Chapter 5 considers how sexuality is linked to materiality but is also interpreted, represented, performed and lived in ways that involve the discursive. The chapter explores the interrelated aspects of sexuality, orientation, and gender identification in YA literature. It reviews the work of children’s literature scholars on queerness and sexuality (e.g. Kerry Mallan; Lydia Kokkola; Michelle Ann Abate & Kenneth Kidd; Amy Pattee) and feminist and queer theorists (Judith Butler; Eve Kosofsky Sedgwick; and Michael Warner).
Finally, chapter 6 posits that a feminist ethics of care (Nell Noddings) argues that identity formation occurs within a matrix of human interactions, the environment, and the material. From this starting point, the chapter analyses the rhetorics of caring and cooperation both in feminist intersections with Disability Studies (Rosemarie Garland-Thompson) and with narrative theory and reader response in a selection of YA fiction. Chapter draws on work of children’s literature scholars: Lissa Paul; Holly Blackford; Kerry Mallan, and Sara K. Day.

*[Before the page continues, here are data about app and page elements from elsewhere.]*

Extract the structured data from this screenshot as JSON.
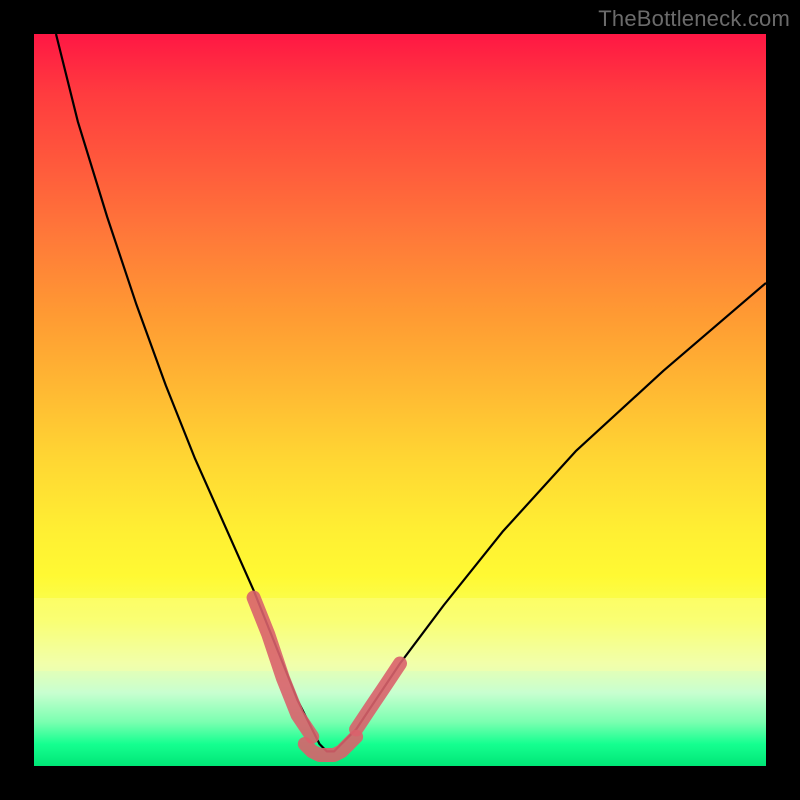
{
  "watermark": "TheBottleneck.com",
  "chart_data": {
    "type": "line",
    "title": "",
    "xlabel": "",
    "ylabel": "",
    "xlim": [
      0,
      100
    ],
    "ylim": [
      0,
      100
    ],
    "grid": false,
    "legend": false,
    "background": {
      "gradient": "red-to-green-vertical",
      "colors_top_to_bottom": [
        "#ff1744",
        "#ff9933",
        "#ffef33",
        "#00e676"
      ]
    },
    "series": [
      {
        "name": "bottleneck-curve",
        "stroke": "#000000",
        "x": [
          3,
          6,
          10,
          14,
          18,
          22,
          26,
          30,
          32,
          34,
          36,
          38,
          39,
          40,
          41,
          42,
          44,
          46,
          50,
          56,
          64,
          74,
          86,
          100
        ],
        "y": [
          100,
          88,
          75,
          63,
          52,
          42,
          33,
          24,
          19,
          14,
          9,
          5,
          3,
          2,
          2,
          3,
          5,
          8,
          14,
          22,
          32,
          43,
          54,
          66
        ]
      },
      {
        "name": "highlight-band-left",
        "stroke": "#d9626c",
        "thick": true,
        "x": [
          30,
          32,
          34,
          36,
          38
        ],
        "y": [
          23,
          18,
          12,
          7,
          4
        ]
      },
      {
        "name": "highlight-band-bottom",
        "stroke": "#d9626c",
        "thick": true,
        "x": [
          37,
          38,
          39,
          40,
          41,
          42,
          43,
          44
        ],
        "y": [
          3,
          2,
          1.5,
          1.5,
          1.5,
          2,
          3,
          4
        ]
      },
      {
        "name": "highlight-band-right",
        "stroke": "#d9626c",
        "thick": true,
        "x": [
          44,
          46,
          48,
          50
        ],
        "y": [
          5,
          8,
          11,
          14
        ]
      }
    ]
  }
}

One of the most significant achievements of Twenty-First-Century Feminisms in Children’s and Adolescent Literature lies in showing the value of multiple perspectives by attending to the discursive, ontological and material aspects of textual representations of gender. Trites deftly demonstrates the usefulness of a material feminist critique through close reading of selected texts that engage with twenty-first century feminist concerns regarding female empowerment amidst growing social, economic, technological and environmental challenges. It is disappointing that the range of fiction is restricted largely to North American examples and does not include picture books. Despite this limitation, the book provides both students and experienced scholars with accessible accounts of how children’s literature engages with critical issues and concerns that impact the lives of young people. It also offers a springboard for further research into how material feminism can be a helpful means for the reconceptualization of nature with respect to the material, discursive, human, nonhuman, corporeal, and technological.
Kerry Mallan, Queensland University of Technology, Australia, 18.09.17